Nkandla ad hoc committee to meet

The special ad hoc committee will meet for the first time this morning.

The special ad hoc committee will meet for the first time this morning.
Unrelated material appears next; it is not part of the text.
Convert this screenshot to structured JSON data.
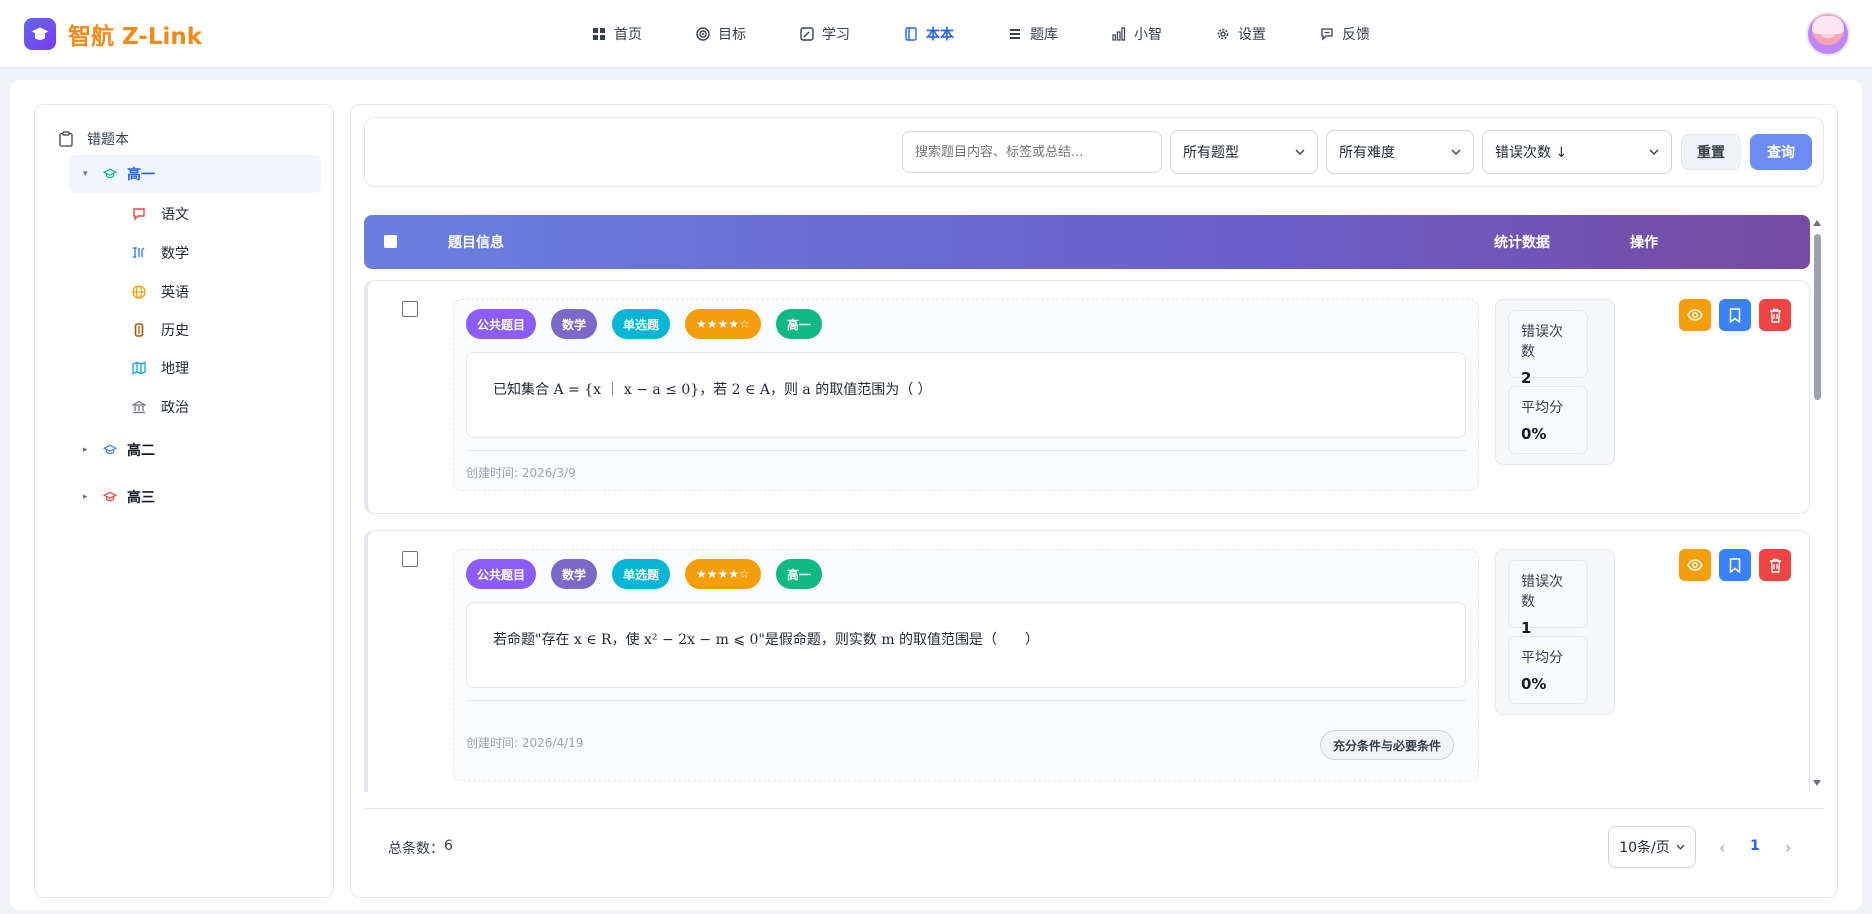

Picture: EWN.

CAPE TOWN - Parliament's process to see that Public Protector Thuli Madonsela's recommendations on the millions spent on President Jacob Zuma's Nkandla home are implemented gets underway today.

The ad hoc committee set up to do the work will meet for the first time this morning.
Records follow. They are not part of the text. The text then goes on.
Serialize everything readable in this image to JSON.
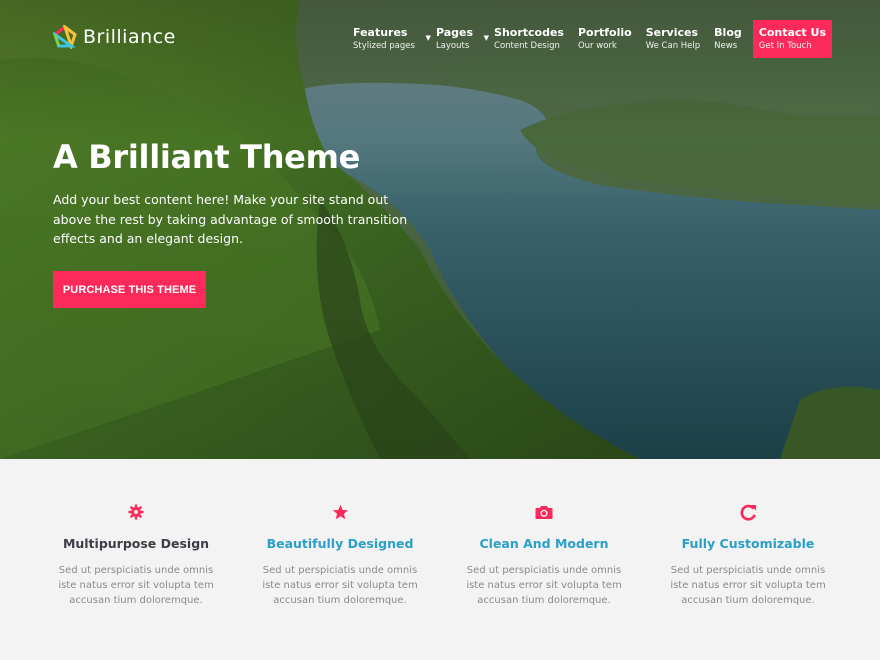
{
  "brand": {
    "name": "Brilliance"
  },
  "nav": [
    {
      "title": "Features",
      "subtitle": "Stylized pages",
      "has_dropdown": true
    },
    {
      "title": "Pages",
      "subtitle": "Layouts",
      "has_dropdown": true
    },
    {
      "title": "Shortcodes",
      "subtitle": "Content Design",
      "has_dropdown": false
    },
    {
      "title": "Portfolio",
      "subtitle": "Our work",
      "has_dropdown": false
    },
    {
      "title": "Services",
      "subtitle": "We Can Help",
      "has_dropdown": false
    },
    {
      "title": "Blog",
      "subtitle": "News",
      "has_dropdown": false
    },
    {
      "title": "Contact Us",
      "subtitle": "Get In Touch",
      "has_dropdown": false
    }
  ],
  "hero": {
    "title": "A Brilliant Theme",
    "text": "Add your best content here! Make your site stand out above the rest by taking advantage of smooth transition effects and an elegant design.",
    "cta_label": "PURCHASE THIS THEME"
  },
  "features": [
    {
      "icon": "gear-icon",
      "title": "Multipurpose Design",
      "title_color": "#3d3d45",
      "text": "Sed ut perspiciatis unde omnis iste natus error sit volupta tem accusan tium doloremque."
    },
    {
      "icon": "star-icon",
      "title": "Beautifully Designed",
      "title_color": "#2a9fc9",
      "text": "Sed ut perspiciatis unde omnis iste natus error sit volupta tem accusan tium doloremque."
    },
    {
      "icon": "camera-icon",
      "title": "Clean And Modern",
      "title_color": "#2a9fc9",
      "text": "Sed ut perspiciatis unde omnis iste natus error sit volupta tem accusan tium doloremque."
    },
    {
      "icon": "refresh-icon",
      "title": "Fully Customizable",
      "title_color": "#2a9fc9",
      "text": "Sed ut perspiciatis unde omnis iste natus error sit volupta tem accusan tium doloremque."
    }
  ],
  "colors": {
    "accent": "#fb2a5b",
    "link": "#2a9fc9",
    "feature_bg": "#f3f3f4",
    "water": "#2d5560"
  }
}
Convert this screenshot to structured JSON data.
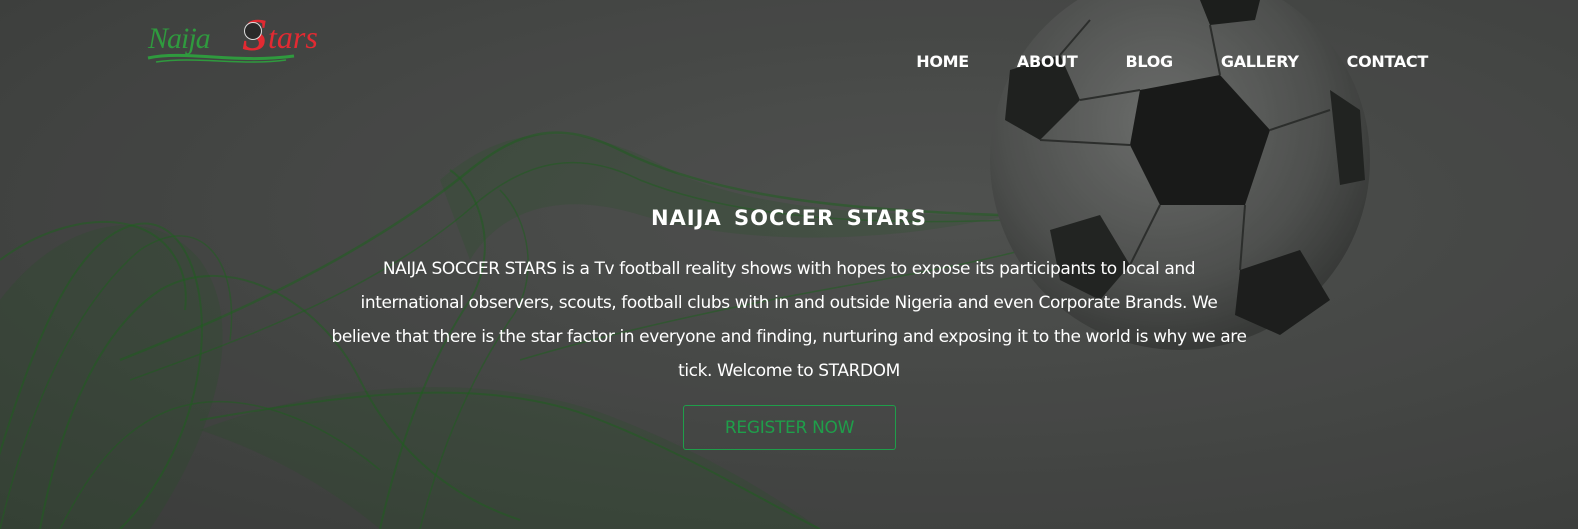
{
  "brand": {
    "logo_word_1": "Naija",
    "logo_word_2_initial": "S",
    "logo_word_2_rest": "tars",
    "logo_colors": {
      "green": "#2f9a3e",
      "red": "#e22a32"
    }
  },
  "nav": {
    "items": [
      {
        "label": "HOME"
      },
      {
        "label": "ABOUT"
      },
      {
        "label": "BLOG"
      },
      {
        "label": "GALLERY"
      },
      {
        "label": "CONTACT"
      }
    ]
  },
  "hero": {
    "title": "NAIJA SOCCER STARS",
    "description": "NAIJA SOCCER STARS is a Tv football reality shows with hopes to expose its participants to local and international observers, scouts, football clubs with in and outside Nigeria and even Corporate Brands. We believe that there is the star factor in everyone and finding, nurturing and exposing it to the world is why we are tick. Welcome to STARDOM",
    "cta_label": "REGISTER NOW",
    "accent_color": "#1f9e4a",
    "background_art": [
      "green-smoke-swirl",
      "soccer-ball"
    ]
  }
}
The committee will have before it Madonsela's report, which found that Zuma breached the executive code of ethics and recommended he repay some of the nearly R250 million spent.

It will also have the report by the government's task team, which exonerated Zuma, the Special Investigating Unit's provisional report and Zuma's response to Parliament submitted earlier this month.
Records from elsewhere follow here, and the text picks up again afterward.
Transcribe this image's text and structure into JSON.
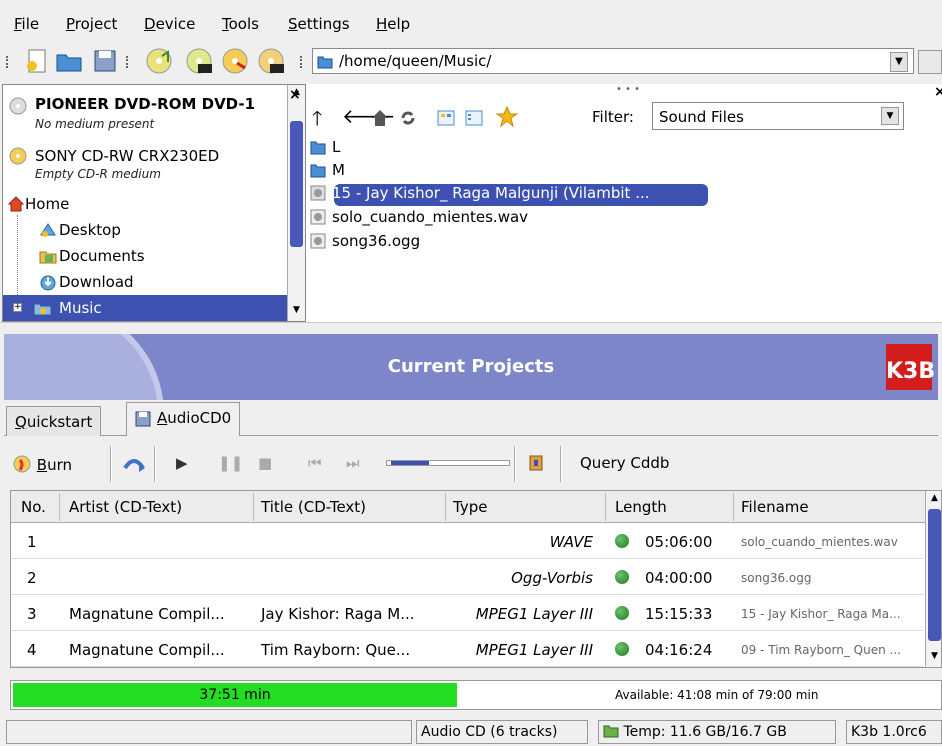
{
  "menu": [
    {
      "underline": "F",
      "rest": "ile"
    },
    {
      "underline": "P",
      "rest": "roject"
    },
    {
      "underline": "D",
      "rest": "evice"
    },
    {
      "underline": "T",
      "rest": "ools"
    },
    {
      "underline": "S",
      "rest": "ettings"
    },
    {
      "underline": "H",
      "rest": "elp"
    }
  ],
  "location": {
    "path": "/home/queen/Music/"
  },
  "tree": {
    "devices": [
      {
        "name": "PIONEER DVD-ROM DVD-1",
        "status": "No medium present"
      },
      {
        "name": "SONY CD-RW  CRX230ED",
        "status": "Empty CD-R medium"
      }
    ],
    "home_label": "Home",
    "folders": [
      "Desktop",
      "Documents",
      "Download",
      "Music"
    ]
  },
  "file_browser": {
    "filter_label": "Filter:",
    "filter_value": "Sound Files",
    "files": [
      {
        "name": "L",
        "kind": "folder"
      },
      {
        "name": "M",
        "kind": "folder"
      },
      {
        "name": "15 - Jay Kishor_ Raga Malgunji (Vilambit ...",
        "kind": "audio",
        "selected": true
      },
      {
        "name": "solo_cuando_mientes.wav",
        "kind": "audio"
      },
      {
        "name": "song36.ogg",
        "kind": "audio"
      }
    ]
  },
  "projects": {
    "header_title": "Current Projects",
    "logo_text": "K3B",
    "tabs": [
      {
        "underline": "Q",
        "rest": "uickstart"
      },
      {
        "underline": "A",
        "rest": "udioCD0"
      }
    ],
    "toolbar": {
      "burn_underline": "B",
      "burn_rest": "urn",
      "query_label": "Query Cddb"
    },
    "columns": [
      "No.",
      "Artist (CD-Text)",
      "Title (CD-Text)",
      "Type",
      "Length",
      "Filename"
    ],
    "tracks": [
      {
        "no": "1",
        "artist": "",
        "title": "",
        "type": "WAVE",
        "length": "05:06:00",
        "filename": "solo_cuando_mientes.wav"
      },
      {
        "no": "2",
        "artist": "",
        "title": "",
        "type": "Ogg-Vorbis",
        "length": "04:00:00",
        "filename": "song36.ogg"
      },
      {
        "no": "3",
        "artist": "Magnatune Compil...",
        "title": "Jay Kishor: Raga M...",
        "type": "MPEG1 Layer III",
        "length": "15:15:33",
        "filename": "15 - Jay Kishor_ Raga Ma..."
      },
      {
        "no": "4",
        "artist": "Magnatune Compil...",
        "title": "Tim Rayborn: Que...",
        "type": "MPEG1 Layer III",
        "length": "04:16:24",
        "filename": "09 - Tim Rayborn_ Quen ..."
      }
    ],
    "used_label": "37:51 min",
    "used_fraction": 0.4792,
    "available_label": "Available: 41:08 min of 79:00 min"
  },
  "statusbar": {
    "project_info": "Audio CD (6 tracks)",
    "temp_info": "Temp: 11.6 GB/16.7 GB",
    "version": "K3b 1.0rc6"
  },
  "colors": {
    "selection": "#3d52b0",
    "progress": "#22dd22",
    "header": "#7d86c8"
  }
}
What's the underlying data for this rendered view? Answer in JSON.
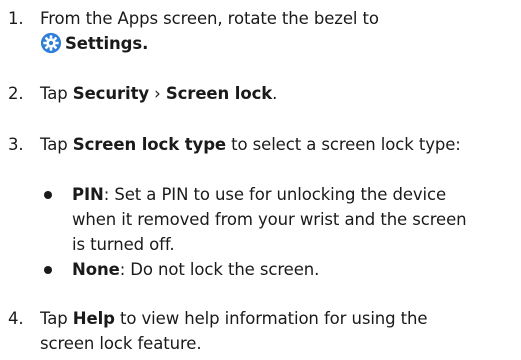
{
  "steps": [
    {
      "number": "1.",
      "line1": "From the Apps screen, rotate the bezel to",
      "settings_label": "Settings",
      "line2_end": "."
    },
    {
      "number": "2.",
      "pre": "Tap ",
      "security": "Security",
      "sep": " › ",
      "screen_lock": "Screen lock",
      "end": "."
    },
    {
      "number": "3.",
      "pre": "Tap ",
      "screen_lock_type": "Screen lock type",
      "post": " to select a screen lock type:"
    },
    {
      "number": "4.",
      "pre": "Tap ",
      "help": "Help",
      "post_line1": " to view help information for using the",
      "line2": "screen lock feature."
    }
  ],
  "bullets": [
    {
      "term": "PIN",
      "desc_line1": ": Set a PIN to use for unlocking the device",
      "desc_line2": "when it removed from your wrist and the screen",
      "desc_line3": "is turned off."
    },
    {
      "term": "None",
      "desc_line1": ": Do not lock the screen."
    }
  ],
  "icons": {
    "settings_icon_color": "#2f7fd9"
  }
}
The committee's first job will be to elect a chairperson, likely to be the ANC's recommendation of Cedrick Frolick, but the big fight will come when the committee decides its mandate.

The five opposition MPs on the 11 member committee will meet to decide on a common position.

They want president Zuma to be called to answer questions.

Madonsela's readiness to appear before the committee is already on record, but it will be up to the committee, where the ANC has a majority, to decide how it proceeds.

The ad hoc committee has until 24 October to report back to Parliament

Meanwhile, Madonsela has dismissed as 'ridiculous' claims that she is working with political opposition parties and has called on the African National Congress (ANC) to reign in people who have no respect for others.

On Thursday, Madonsela revealed she will request a meeting with President Zuma to discuss the way forward in relation to her Nkandla report.

The Public Protector and her office have been under attack since a letter she wrote to Zuma giving him an ultimatum to respond to the findings she made in her report, which was also leaked to the media.

Madonsela has told EWN she cannot comment on the unfolding events in Parliament because she may at some point be asked to investigate the state's reaction.

She says she has no plans to approach the courts over the president's response to her Nkandla report but reiterates that those attacking her office must think before they speak.